Everything in the records below goes into the copy exactly, except the pictures.

# # # #

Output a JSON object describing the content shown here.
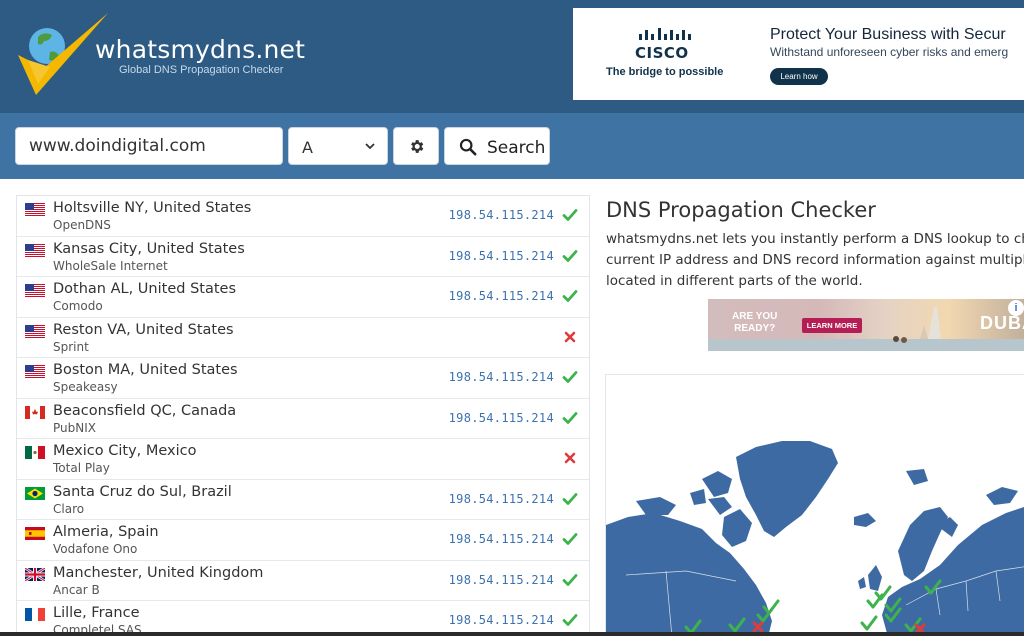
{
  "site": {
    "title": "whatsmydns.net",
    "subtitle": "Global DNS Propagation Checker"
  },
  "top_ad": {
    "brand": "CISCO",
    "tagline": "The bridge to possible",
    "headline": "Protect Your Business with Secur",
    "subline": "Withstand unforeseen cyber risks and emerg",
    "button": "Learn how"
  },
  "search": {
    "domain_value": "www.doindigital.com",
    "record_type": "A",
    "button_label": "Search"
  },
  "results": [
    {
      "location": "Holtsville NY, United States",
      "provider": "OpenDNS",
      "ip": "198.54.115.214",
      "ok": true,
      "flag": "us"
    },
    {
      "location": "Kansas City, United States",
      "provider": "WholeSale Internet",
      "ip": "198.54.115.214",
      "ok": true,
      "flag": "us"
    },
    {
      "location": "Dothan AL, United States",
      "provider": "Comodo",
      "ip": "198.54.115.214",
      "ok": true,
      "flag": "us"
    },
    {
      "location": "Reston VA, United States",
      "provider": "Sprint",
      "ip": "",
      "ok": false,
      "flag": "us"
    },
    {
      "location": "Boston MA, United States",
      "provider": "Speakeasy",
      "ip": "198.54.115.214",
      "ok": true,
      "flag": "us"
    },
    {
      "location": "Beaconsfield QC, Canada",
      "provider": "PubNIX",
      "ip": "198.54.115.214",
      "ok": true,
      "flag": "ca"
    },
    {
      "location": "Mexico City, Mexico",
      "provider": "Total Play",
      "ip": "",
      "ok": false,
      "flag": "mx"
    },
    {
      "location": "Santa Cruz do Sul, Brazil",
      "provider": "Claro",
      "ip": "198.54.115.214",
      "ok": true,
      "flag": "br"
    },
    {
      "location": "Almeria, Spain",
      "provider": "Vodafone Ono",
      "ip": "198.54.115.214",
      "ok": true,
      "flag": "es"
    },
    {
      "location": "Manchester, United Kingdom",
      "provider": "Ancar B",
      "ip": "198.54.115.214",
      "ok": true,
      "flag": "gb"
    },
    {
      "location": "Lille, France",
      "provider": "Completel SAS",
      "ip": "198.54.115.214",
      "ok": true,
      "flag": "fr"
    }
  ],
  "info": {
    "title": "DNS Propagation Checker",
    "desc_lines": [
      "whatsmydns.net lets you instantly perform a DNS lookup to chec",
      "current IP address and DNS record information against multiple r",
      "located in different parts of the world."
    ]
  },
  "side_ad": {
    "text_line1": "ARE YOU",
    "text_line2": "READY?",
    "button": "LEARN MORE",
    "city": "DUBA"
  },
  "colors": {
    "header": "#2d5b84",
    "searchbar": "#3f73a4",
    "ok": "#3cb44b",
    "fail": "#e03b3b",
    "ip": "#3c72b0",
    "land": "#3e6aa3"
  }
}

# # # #

- Reply to the exercise -
Output a JSON object describing the content shown here.
{
  "site": {
    "title": "whatsmydns.net",
    "subtitle": "Global DNS Propagation Checker"
  },
  "top_ad": {
    "brand": "CISCO",
    "tagline": "The bridge to possible",
    "headline": "Protect Your Business with Secur",
    "subline": "Withstand unforeseen cyber risks and emerg",
    "button": "Learn how"
  },
  "search": {
    "domain_value": "www.doindigital.com",
    "record_type": "A",
    "button_label": "Search"
  },
  "results": [
    {
      "location": "Holtsville NY, United States",
      "provider": "OpenDNS",
      "ip": "198.54.115.214",
      "ok": true,
      "flag": "us"
    },
    {
      "location": "Kansas City, United States",
      "provider": "WholeSale Internet",
      "ip": "198.54.115.214",
      "ok": true,
      "flag": "us"
    },
    {
      "location": "Dothan AL, United States",
      "provider": "Comodo",
      "ip": "198.54.115.214",
      "ok": true,
      "flag": "us"
    },
    {
      "location": "Reston VA, United States",
      "provider": "Sprint",
      "ip": "",
      "ok": false,
      "flag": "us"
    },
    {
      "location": "Boston MA, United States",
      "provider": "Speakeasy",
      "ip": "198.54.115.214",
      "ok": true,
      "flag": "us"
    },
    {
      "location": "Beaconsfield QC, Canada",
      "provider": "PubNIX",
      "ip": "198.54.115.214",
      "ok": true,
      "flag": "ca"
    },
    {
      "location": "Mexico City, Mexico",
      "provider": "Total Play",
      "ip": "",
      "ok": false,
      "flag": "mx"
    },
    {
      "location": "Santa Cruz do Sul, Brazil",
      "provider": "Claro",
      "ip": "198.54.115.214",
      "ok": true,
      "flag": "br"
    },
    {
      "location": "Almeria, Spain",
      "provider": "Vodafone Ono",
      "ip": "198.54.115.214",
      "ok": true,
      "flag": "es"
    },
    {
      "location": "Manchester, United Kingdom",
      "provider": "Ancar B",
      "ip": "198.54.115.214",
      "ok": true,
      "flag": "gb"
    },
    {
      "location": "Lille, France",
      "provider": "Completel SAS",
      "ip": "198.54.115.214",
      "ok": true,
      "flag": "fr"
    }
  ],
  "info": {
    "title": "DNS Propagation Checker",
    "desc_lines": [
      "whatsmydns.net lets you instantly perform a DNS lookup to chec",
      "current IP address and DNS record information against multiple r",
      "located in different parts of the world."
    ]
  },
  "side_ad": {
    "text_line1": "ARE YOU",
    "text_line2": "READY?",
    "button": "LEARN MORE",
    "city": "DUBA"
  },
  "colors": {
    "header": "#2d5b84",
    "searchbar": "#3f73a4",
    "ok": "#3cb44b",
    "fail": "#e03b3b",
    "ip": "#3c72b0",
    "land": "#3e6aa3"
  }
}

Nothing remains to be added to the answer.